**Instructions for the task**
Output the data in full. Keep every word exact and exclude the pictures.

**Data shown**

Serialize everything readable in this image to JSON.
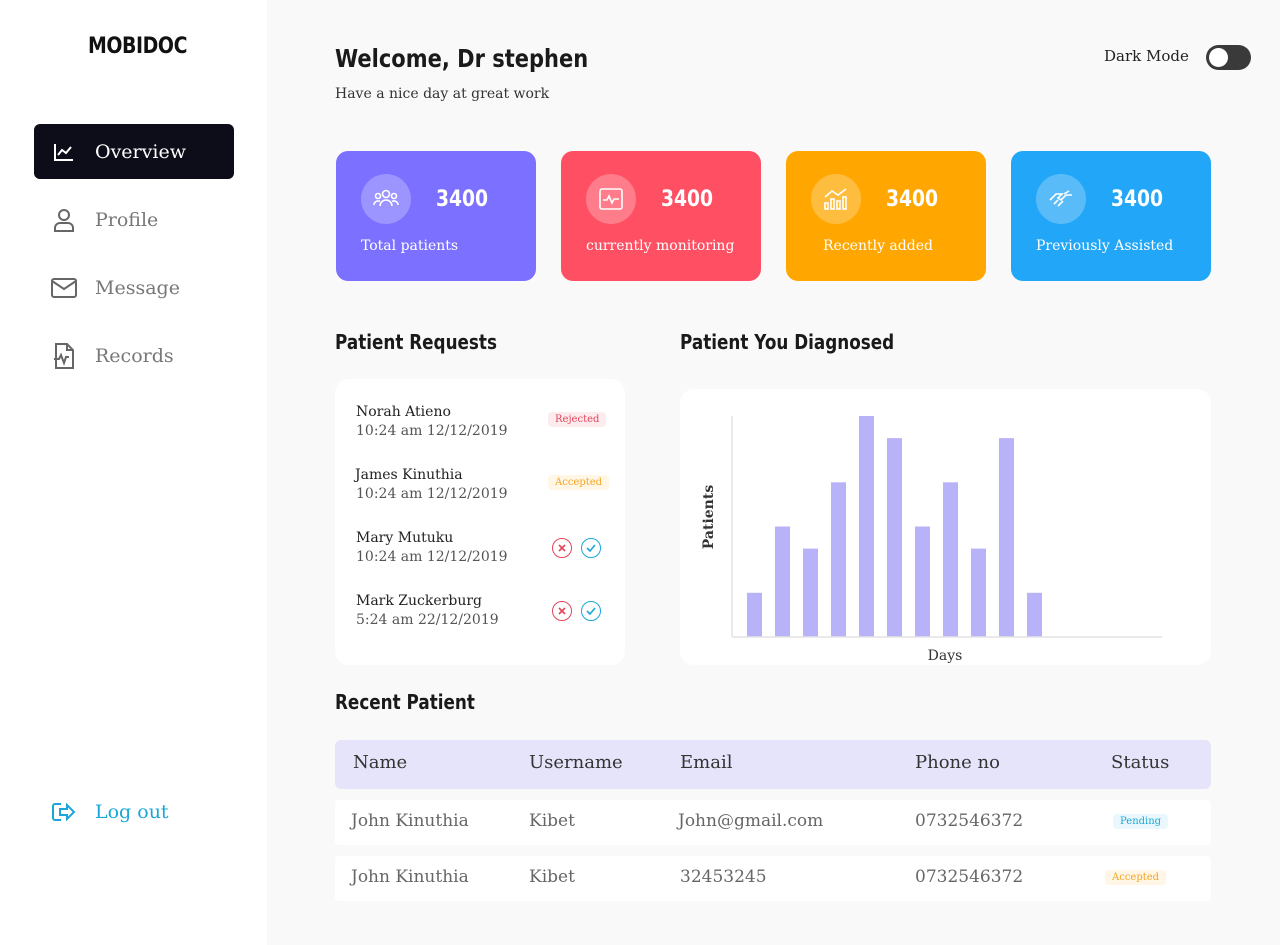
{
  "sidebar": {
    "logo": "MOBIDOC",
    "items": [
      {
        "label": "Overview",
        "icon": "chart-line-icon",
        "active": true
      },
      {
        "label": "Profile",
        "icon": "user-icon",
        "active": false
      },
      {
        "label": "Message",
        "icon": "envelope-icon",
        "active": false
      },
      {
        "label": "Records",
        "icon": "file-pulse-icon",
        "active": false
      }
    ],
    "logout": "Log out"
  },
  "header": {
    "title": "Welcome, Dr stephen",
    "subtitle": "Have a nice day at great work",
    "dark_mode_label": "Dark Mode",
    "dark_mode_on": false
  },
  "stats": [
    {
      "value": "3400",
      "label": "Total patients",
      "color": "#7b70ff",
      "icon": "users-icon"
    },
    {
      "value": "3400",
      "label": "currently monitoring",
      "color": "#ff5063",
      "icon": "monitor-pulse-icon"
    },
    {
      "value": "3400",
      "label": "Recently added",
      "color": "#ffa700",
      "icon": "chart-bars-icon"
    },
    {
      "value": "3400",
      "label": "Previously Assisted",
      "color": "#22a6f7",
      "icon": "handshake-icon"
    }
  ],
  "requests": {
    "title": "Patient Requests",
    "items": [
      {
        "name": "Norah Atieno",
        "time": "10:24 am 12/12/2019",
        "status": "Rejected"
      },
      {
        "name": "James Kinuthia",
        "time": "10:24 am 12/12/2019",
        "status": "Accepted"
      },
      {
        "name": "Mary Mutuku",
        "time": "10:24 am 12/12/2019",
        "status": ""
      },
      {
        "name": "Mark Zuckerburg",
        "time": "5:24 am 22/12/2019",
        "status": ""
      }
    ]
  },
  "diagnosed": {
    "title": "Patient You Diagnosed"
  },
  "chart_data": {
    "type": "bar",
    "title": "Patient You Diagnosed",
    "xlabel": "Days",
    "ylabel": "Patients",
    "values": [
      2,
      5,
      4,
      7,
      10,
      9,
      5,
      7,
      4,
      9,
      2
    ],
    "ylim": [
      0,
      10
    ],
    "color": "#b8b3f8",
    "grid": false
  },
  "recent": {
    "title": "Recent Patient",
    "columns": [
      "Name",
      "Username",
      "Email",
      "Phone no",
      "Status"
    ],
    "rows": [
      {
        "name": "John Kinuthia",
        "username": "Kibet",
        "email": "John@gmail.com",
        "phone": "0732546372",
        "status": "Pending"
      },
      {
        "name": "John Kinuthia",
        "username": "Kibet",
        "email": "32453245",
        "phone": "0732546372",
        "status": "Accepted"
      }
    ]
  }
}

**Task response**
Serialize everything readable in this image to JSON.
{
  "sidebar": {
    "logo": "MOBIDOC",
    "items": [
      {
        "label": "Overview",
        "icon": "chart-line-icon",
        "active": true
      },
      {
        "label": "Profile",
        "icon": "user-icon",
        "active": false
      },
      {
        "label": "Message",
        "icon": "envelope-icon",
        "active": false
      },
      {
        "label": "Records",
        "icon": "file-pulse-icon",
        "active": false
      }
    ],
    "logout": "Log out"
  },
  "header": {
    "title": "Welcome, Dr stephen",
    "subtitle": "Have a nice day at great work",
    "dark_mode_label": "Dark Mode",
    "dark_mode_on": false
  },
  "stats": [
    {
      "value": "3400",
      "label": "Total patients",
      "color": "#7b70ff",
      "icon": "users-icon"
    },
    {
      "value": "3400",
      "label": "currently monitoring",
      "color": "#ff5063",
      "icon": "monitor-pulse-icon"
    },
    {
      "value": "3400",
      "label": "Recently added",
      "color": "#ffa700",
      "icon": "chart-bars-icon"
    },
    {
      "value": "3400",
      "label": "Previously Assisted",
      "color": "#22a6f7",
      "icon": "handshake-icon"
    }
  ],
  "requests": {
    "title": "Patient Requests",
    "items": [
      {
        "name": "Norah Atieno",
        "time": "10:24 am 12/12/2019",
        "status": "Rejected"
      },
      {
        "name": "James Kinuthia",
        "time": "10:24 am 12/12/2019",
        "status": "Accepted"
      },
      {
        "name": "Mary Mutuku",
        "time": "10:24 am 12/12/2019",
        "status": ""
      },
      {
        "name": "Mark Zuckerburg",
        "time": "5:24 am 22/12/2019",
        "status": ""
      }
    ]
  },
  "diagnosed": {
    "title": "Patient You Diagnosed"
  },
  "chart_data": {
    "type": "bar",
    "title": "Patient You Diagnosed",
    "xlabel": "Days",
    "ylabel": "Patients",
    "values": [
      2,
      5,
      4,
      7,
      10,
      9,
      5,
      7,
      4,
      9,
      2
    ],
    "ylim": [
      0,
      10
    ],
    "color": "#b8b3f8",
    "grid": false
  },
  "recent": {
    "title": "Recent Patient",
    "columns": [
      "Name",
      "Username",
      "Email",
      "Phone no",
      "Status"
    ],
    "rows": [
      {
        "name": "John Kinuthia",
        "username": "Kibet",
        "email": "John@gmail.com",
        "phone": "0732546372",
        "status": "Pending"
      },
      {
        "name": "John Kinuthia",
        "username": "Kibet",
        "email": "32453245",
        "phone": "0732546372",
        "status": "Accepted"
      }
    ]
  }
}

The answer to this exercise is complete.